■ WORK TO BE COMPLETED ■
Find how many lines of the listing below include the word "applied", then report the number by itself.

■ EXTRACTED MATERIAL ■

-=-=-=-=-

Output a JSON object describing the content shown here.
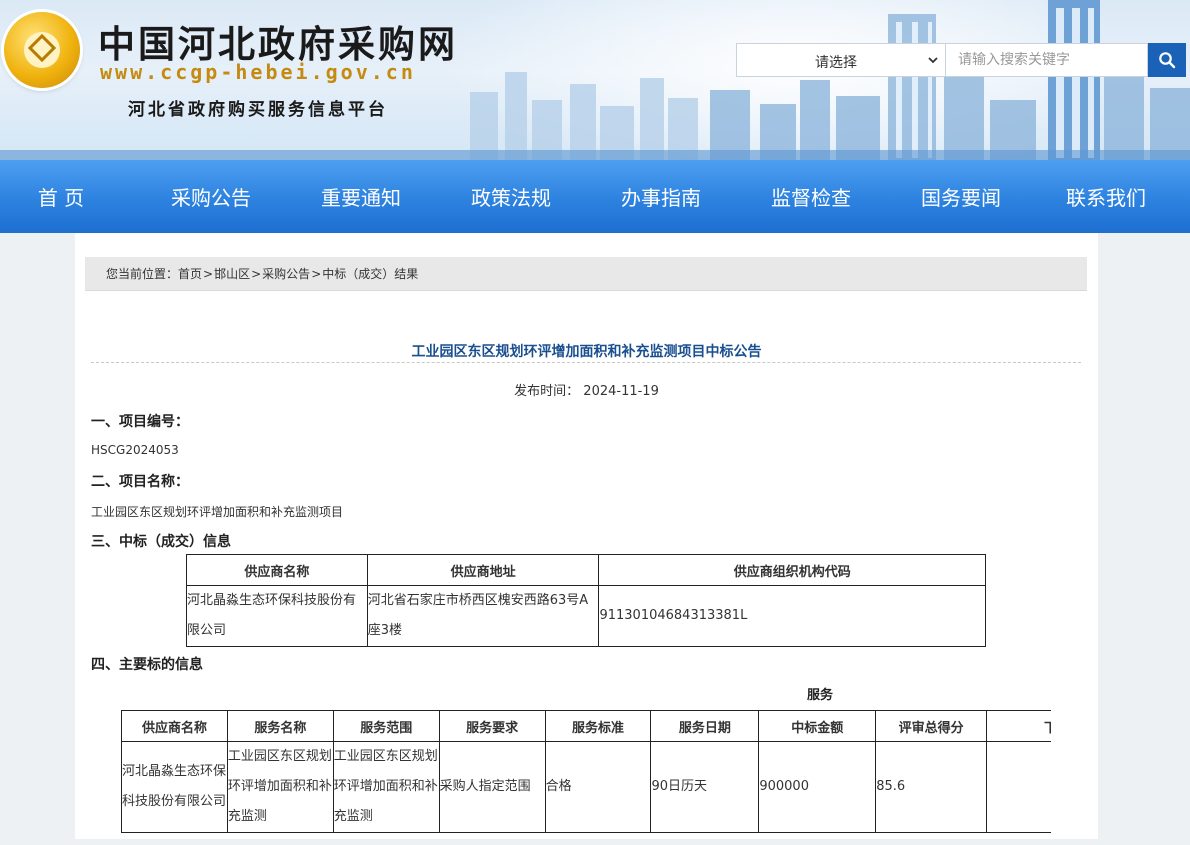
{
  "header": {
    "site_title": "中国河北政府采购网",
    "site_url": "www.ccgp-hebei.gov.cn",
    "site_subtitle": "河北省政府购买服务信息平台",
    "search": {
      "select_value": "请选择",
      "placeholder": "请输入搜索关键字",
      "button_icon": "search-icon"
    }
  },
  "nav": {
    "items": [
      {
        "label": "首 页"
      },
      {
        "label": "采购公告"
      },
      {
        "label": "重要通知"
      },
      {
        "label": "政策法规"
      },
      {
        "label": "办事指南"
      },
      {
        "label": "监督检查"
      },
      {
        "label": "国务要闻"
      },
      {
        "label": "联系我们"
      }
    ]
  },
  "breadcrumb": {
    "prefix": "您当前位置：",
    "items": [
      "首页",
      "邯山区",
      "采购公告",
      "中标（成交）结果"
    ],
    "separator": ">"
  },
  "notice": {
    "title": "工业园区东区规划环评增加面积和补充监测项目中标公告",
    "pubdate_label": "发布时间：",
    "pubdate": "2024-11-19",
    "sec1_heading": "一、项目编号：",
    "project_code": "HSCG2024053",
    "sec2_heading": "二、项目名称：",
    "project_name": "工业园区东区规划环评增加面积和补充监测项目",
    "sec3_heading": "三、中标（成交）信息",
    "supplier_table": {
      "headers": [
        "供应商名称",
        "供应商地址",
        "供应商组织机构代码"
      ],
      "row": [
        "河北晶淼生态环保科技股份有限公司",
        "河北省石家庄市桥西区槐安西路63号A座3楼",
        "91130104684313381L"
      ]
    },
    "sec4_heading": "四、主要标的信息",
    "service_heading": "服务",
    "service_table": {
      "headers": [
        "供应商名称",
        "服务名称",
        "服务范围",
        "服务要求",
        "服务标准",
        "服务日期",
        "中标金额",
        "评审总得分",
        "下浮率"
      ],
      "row": [
        "河北晶淼生态环保科技股份有限公司",
        "工业园区东区规划环评增加面积和补充监测",
        "工业园区东区规划环评增加面积和补充监测",
        "采购人指定范围",
        "合格",
        "90日历天",
        "900000",
        "85.6",
        ""
      ]
    }
  },
  "colors": {
    "nav_blue": "#2d82e0",
    "title_blue": "#1a4f8f",
    "logo_gold": "#f0b30e",
    "search_button": "#1a62b8"
  }
}
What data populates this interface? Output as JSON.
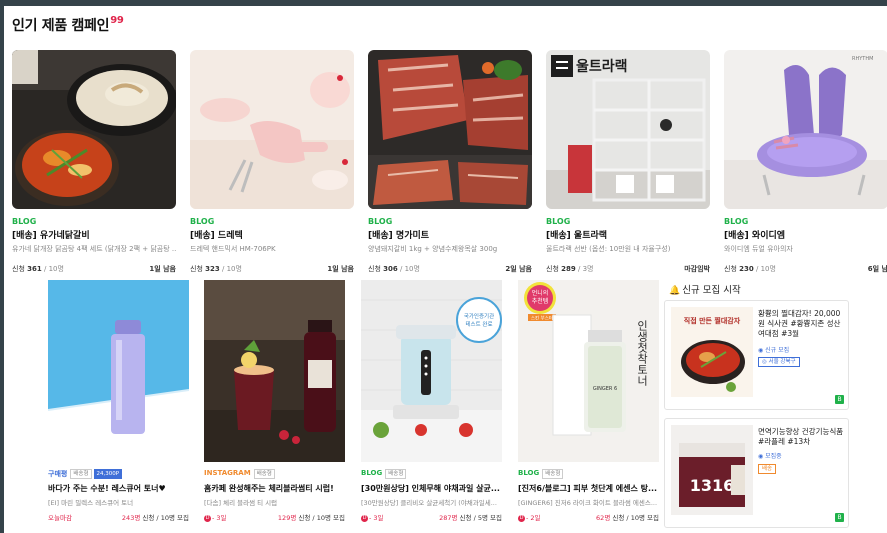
{
  "section": {
    "title": "인기 제품 캠페인",
    "hot_badge": "99"
  },
  "top_cards": [
    {
      "media": "BLOG",
      "title": "[배송] 유가네닭갈비",
      "desc": "유가네 닭개장 닭곰탕 4팩 세트 (닭개장 2팩 + 닭곰탕 ...",
      "applied": "361",
      "total": "10명",
      "apply_label": "신청",
      "days_left": "1일 남음"
    },
    {
      "media": "BLOG",
      "title": "[배송] 드레텍",
      "desc": "드레텍 핸드믹서 HM-706PK",
      "applied": "323",
      "total": "10명",
      "apply_label": "신청",
      "days_left": "1일 남음"
    },
    {
      "media": "BLOG",
      "title": "[배송] 명가미트",
      "desc": "양념돼지갈비 1kg + 양념수제왕목살 300g",
      "applied": "306",
      "total": "10명",
      "apply_label": "신청",
      "days_left": "2일 남음"
    },
    {
      "media": "BLOG",
      "title": "[배송] 울트라랙",
      "desc": "울트라랙 선반 (옵션: 10만원 내 자율구성)",
      "applied": "289",
      "total": "3명",
      "apply_label": "신청",
      "days_left": "마감임박"
    },
    {
      "media": "BLOG",
      "title": "[배송] 와이디엠",
      "desc": "와이디엠 듀얼 유아의자",
      "applied": "230",
      "total": "10명",
      "apply_label": "신청",
      "days_left": "6일 남"
    }
  ],
  "bottom_cards": [
    {
      "media": "구매평",
      "media_color": "#3f6fd8",
      "tag1": "배송형",
      "tag2": "24,300P",
      "title": "바다가 주는 수분! 레스큐어 토너♥",
      "desc": "[EI] 마린 밀렉스 레스큐어 토너",
      "left": "오늘마감",
      "applied": "243명",
      "total": "10명",
      "apply_label": "신청",
      "recruit_label": "모집"
    },
    {
      "media": "INSTAGRAM",
      "media_color": "#f08a2e",
      "tag1": "배송형",
      "tag2": "",
      "title": "홈카페 완성해주는 체리블라썸티 시럽!",
      "desc": "[다솜] 체리 블라썸 티 시럽",
      "left_badge": "D",
      "left": "- 3일",
      "applied": "129명",
      "total": "10명",
      "apply_label": "신청",
      "recruit_label": "모집"
    },
    {
      "media": "BLOG",
      "media_color": "#20b14a",
      "tag1": "배송형",
      "tag2": "",
      "title": "[30만원상당] 인체무해 야채과일 살균...",
      "desc": "[30만원상당] 클리비오 살균세척기 (야채과일세...",
      "left_badge": "D",
      "left": "- 3일",
      "applied": "287명",
      "total": "5명",
      "apply_label": "신청",
      "recruit_label": "모집"
    },
    {
      "media": "BLOG",
      "media_color": "#20b14a",
      "tag1": "배송형",
      "tag2": "",
      "title": "[진저6/블로그] 피부 첫단계 에센스 탕...",
      "desc": "[GINGER6] 진저6 라이크 화이트 블라썸 에센스...",
      "left_badge": "D",
      "left": "- 2일",
      "applied": "62명",
      "total": "10명",
      "apply_label": "신청",
      "recruit_label": "모집"
    }
  ],
  "new_recruit": {
    "title": "신규 모집 시작",
    "items": [
      {
        "title": "황쁑의 찔대감자! 20,000원 식사권 #황쁑지존 성산여대점 #3월",
        "sub": "◉ 신규 모집",
        "loc": "◎ 서울 강북구",
        "badge": "B"
      },
      {
        "title": "면역기능향상 건강기능식품 #라플레 #13차",
        "sub": "◉ 모집중",
        "tag": "배송",
        "badge": "B"
      }
    ],
    "thumb1_text": "직접 만든 찔대감자",
    "thumb2_text": "1316"
  },
  "image_text": {
    "ultra_logo": "울트라랙",
    "ydm_logo": "RHYTHM",
    "toner_sticker_1": "국가인증기관",
    "toner_sticker_2": "테스트 완료",
    "essence_sticker_1": "언니의",
    "essence_sticker_2": "추천템",
    "essence_sticker_3": "스킨 부스터",
    "essence_vertical": "인생첫착토너",
    "essence_bottle": "GINGER 6"
  },
  "colors": {
    "accent_red": "#e0254b",
    "blog_green": "#20b14a",
    "blue": "#3f6fd8",
    "orange": "#f08a2e"
  }
}
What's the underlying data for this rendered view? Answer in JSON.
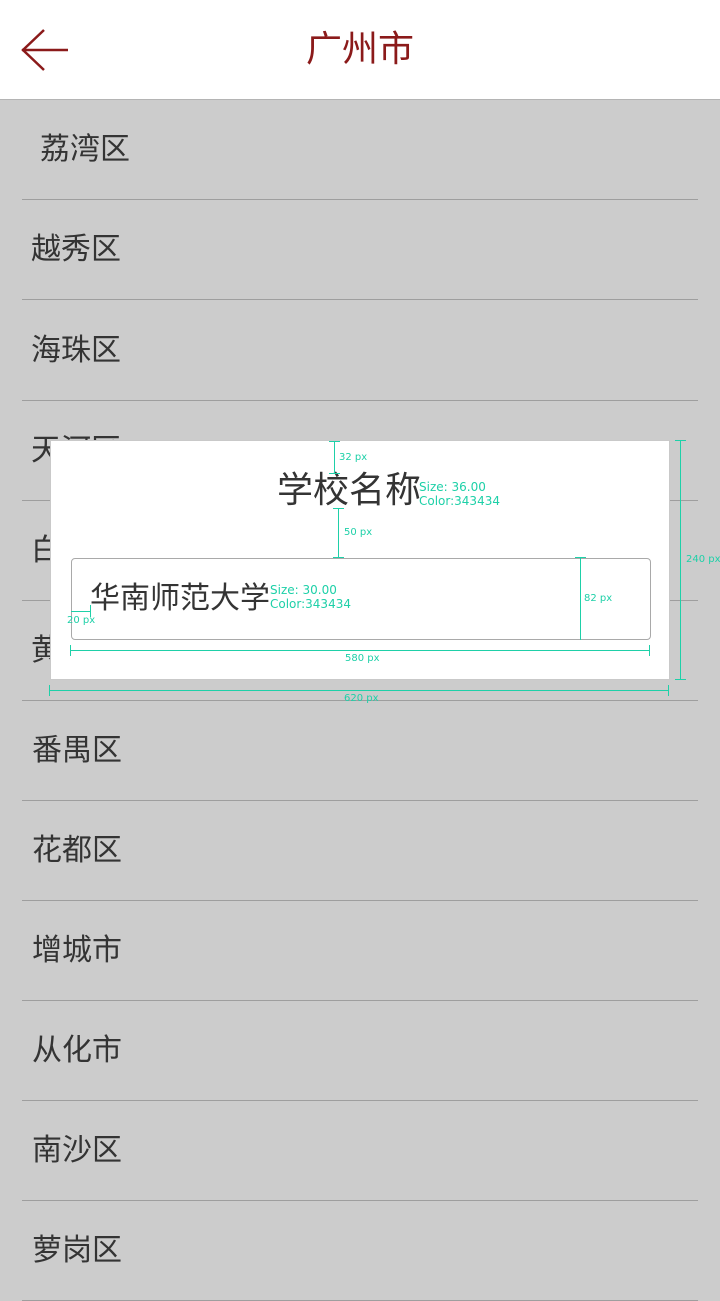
{
  "header": {
    "title": "广州市",
    "back_icon": "arrow-left-icon",
    "accent_color": "#8b1a1a"
  },
  "districts": [
    "荔湾区",
    "越秀区",
    "海珠区",
    "天河区",
    "白云区",
    "黄埔区",
    "番禺区",
    "花都区",
    "增城市",
    "从化市",
    "南沙区",
    "萝岗区"
  ],
  "annotation": {
    "title": "学校名称",
    "title_spec_size": "Size: 36.00",
    "title_spec_color": "Color:343434",
    "field_text": "华南师范大学",
    "field_spec_size": "Size: 30.00",
    "field_spec_color": "Color:343434",
    "dim_top": "32 px",
    "dim_gap": "50 px",
    "dim_field_height": "82 px",
    "dim_left_pad": "20 px",
    "dim_field_width": "580 px",
    "dim_card_width": "620 px",
    "dim_card_height": "240 px",
    "spec_color": "#1ed0a8"
  }
}
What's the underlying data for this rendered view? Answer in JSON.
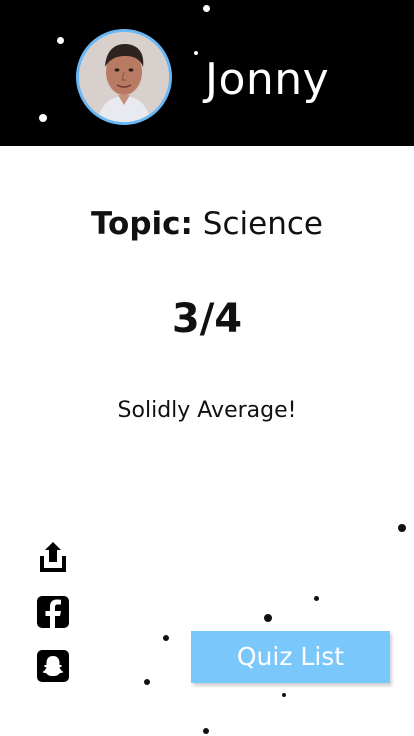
{
  "header": {
    "username": "Jonny",
    "avatar_icon": "user-avatar",
    "avatar_border_color": "#6ab7f5"
  },
  "result": {
    "topic_label": "Topic:",
    "topic_value": "Science",
    "score": "3/4",
    "message": "Solidly Average!"
  },
  "social": {
    "share_icon": "share-icon",
    "facebook_icon": "facebook-icon",
    "snapchat_icon": "snapchat-icon"
  },
  "actions": {
    "quiz_list_label": "Quiz List",
    "button_color": "#7ac7fb"
  }
}
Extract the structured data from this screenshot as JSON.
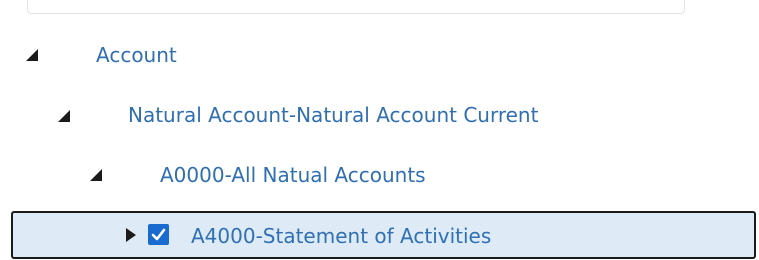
{
  "tree": {
    "nodes": [
      {
        "label": "Account",
        "expanded": true,
        "level": 0
      },
      {
        "label": "Natural Account-Natural Account Current",
        "expanded": true,
        "level": 1
      },
      {
        "label": "A0000-All Natual Accounts",
        "expanded": true,
        "level": 2
      },
      {
        "label": "A4000-Statement of Activities",
        "expanded": false,
        "level": 3,
        "checked": true,
        "selected": true
      }
    ]
  },
  "colors": {
    "link_text": "#2f6fb2",
    "selected_bg": "#deebf7",
    "checkbox": "#1a6bd0"
  }
}
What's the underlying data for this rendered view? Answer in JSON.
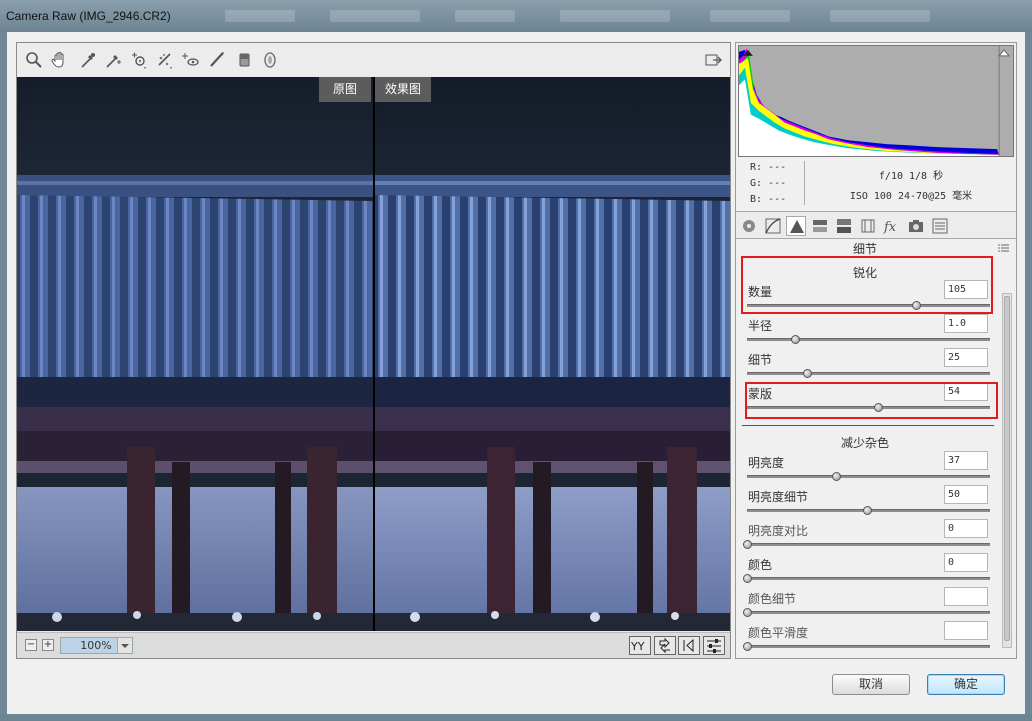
{
  "window": {
    "title": "Camera Raw (IMG_2946.CR2)"
  },
  "toolbar": {
    "tools": [
      "zoom-icon",
      "hand-icon",
      "white-balance-icon",
      "color-sampler-icon",
      "targeted-adjust-icon",
      "crop-icon",
      "spot-removal-icon",
      "red-eye-icon",
      "adjustment-brush-icon",
      "graduated-filter-icon",
      "radial-filter-icon"
    ],
    "open_prefs_icon": "preferences-icon"
  },
  "preview": {
    "before_label": "原图",
    "after_label": "效果图",
    "zoom_value": "100%",
    "zoom_minus": "−",
    "zoom_plus": "+"
  },
  "info": {
    "r": "R:  ---",
    "g": "G:  ---",
    "b": "B:  ---",
    "aperture_shutter": "f/10   1/8 秒",
    "iso_lens": "ISO 100   24-70@25 毫米"
  },
  "panel": {
    "title": "细节",
    "tabs": [
      "basic-icon",
      "tone-curve-icon",
      "detail-icon",
      "hsl-icon",
      "split-toning-icon",
      "lens-corrections-icon",
      "effects-icon",
      "camera-calibration-icon",
      "presets-icon"
    ],
    "active_tab": 2
  },
  "sharpening": {
    "title": "锐化",
    "amount": {
      "label": "数量",
      "value": "105",
      "fraction": 0.7
    },
    "radius": {
      "label": "半径",
      "value": "1.0",
      "fraction": 0.2
    },
    "detail": {
      "label": "细节",
      "value": "25",
      "fraction": 0.25
    },
    "masking": {
      "label": "蒙版",
      "value": "54",
      "fraction": 0.54
    }
  },
  "noise": {
    "title": "减少杂色",
    "luminance": {
      "label": "明亮度",
      "value": "37",
      "fraction": 0.37
    },
    "luminance_detail": {
      "label": "明亮度细节",
      "value": "50",
      "fraction": 0.5
    },
    "luminance_contrast": {
      "label": "明亮度对比",
      "value": "0",
      "fraction": 0
    },
    "color": {
      "label": "颜色",
      "value": "0",
      "fraction": 0
    },
    "color_detail": {
      "label": "颜色细节",
      "value": "",
      "fraction": 0
    },
    "color_smoothness": {
      "label": "颜色平滑度",
      "value": "",
      "fraction": 0
    }
  },
  "buttons": {
    "cancel": "取消",
    "ok": "确定"
  },
  "colors": {
    "highlight": "#e21b1b",
    "roof": "#3c5a8c",
    "sky": "#18202e"
  }
}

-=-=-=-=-

■ ANSWER FOR THIS EXERCISE ■
9